YOUR INSTRUCTIONS :: Locate and copy each line in the data that contains the word "value".
── DATA SHOWN
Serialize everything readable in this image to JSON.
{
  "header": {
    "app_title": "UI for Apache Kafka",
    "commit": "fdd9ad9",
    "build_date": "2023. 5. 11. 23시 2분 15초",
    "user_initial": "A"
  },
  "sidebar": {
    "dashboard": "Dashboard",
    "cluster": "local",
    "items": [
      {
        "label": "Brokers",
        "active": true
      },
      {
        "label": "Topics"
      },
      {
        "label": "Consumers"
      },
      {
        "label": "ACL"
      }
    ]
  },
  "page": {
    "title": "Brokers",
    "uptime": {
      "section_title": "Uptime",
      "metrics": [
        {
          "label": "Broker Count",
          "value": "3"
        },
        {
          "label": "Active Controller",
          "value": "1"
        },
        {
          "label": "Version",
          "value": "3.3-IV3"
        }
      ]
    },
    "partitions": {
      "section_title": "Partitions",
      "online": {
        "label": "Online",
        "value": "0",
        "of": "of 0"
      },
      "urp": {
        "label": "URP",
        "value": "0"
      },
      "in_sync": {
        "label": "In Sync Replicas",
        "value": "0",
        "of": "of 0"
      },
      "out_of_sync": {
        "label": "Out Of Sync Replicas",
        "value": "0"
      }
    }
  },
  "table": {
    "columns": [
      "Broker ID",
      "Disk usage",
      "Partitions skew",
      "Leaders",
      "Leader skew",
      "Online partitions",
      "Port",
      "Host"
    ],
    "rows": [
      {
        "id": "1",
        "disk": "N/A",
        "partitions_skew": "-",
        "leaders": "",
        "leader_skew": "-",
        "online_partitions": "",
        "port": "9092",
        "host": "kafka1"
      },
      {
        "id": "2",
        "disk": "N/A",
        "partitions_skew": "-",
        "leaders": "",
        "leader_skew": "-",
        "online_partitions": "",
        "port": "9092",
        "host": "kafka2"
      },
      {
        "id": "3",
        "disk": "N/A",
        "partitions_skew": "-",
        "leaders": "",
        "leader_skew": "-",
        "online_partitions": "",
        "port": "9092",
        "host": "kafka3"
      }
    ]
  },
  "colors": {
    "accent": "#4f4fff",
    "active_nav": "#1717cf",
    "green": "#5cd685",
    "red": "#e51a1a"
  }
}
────
RESPONSE TO THIS TASK ::
          "value": "3"
          "value": "1"
          "value": "3.3-IV3"
        "value": "0",
        "value": "0"
        "value": "0",
        "value": "0"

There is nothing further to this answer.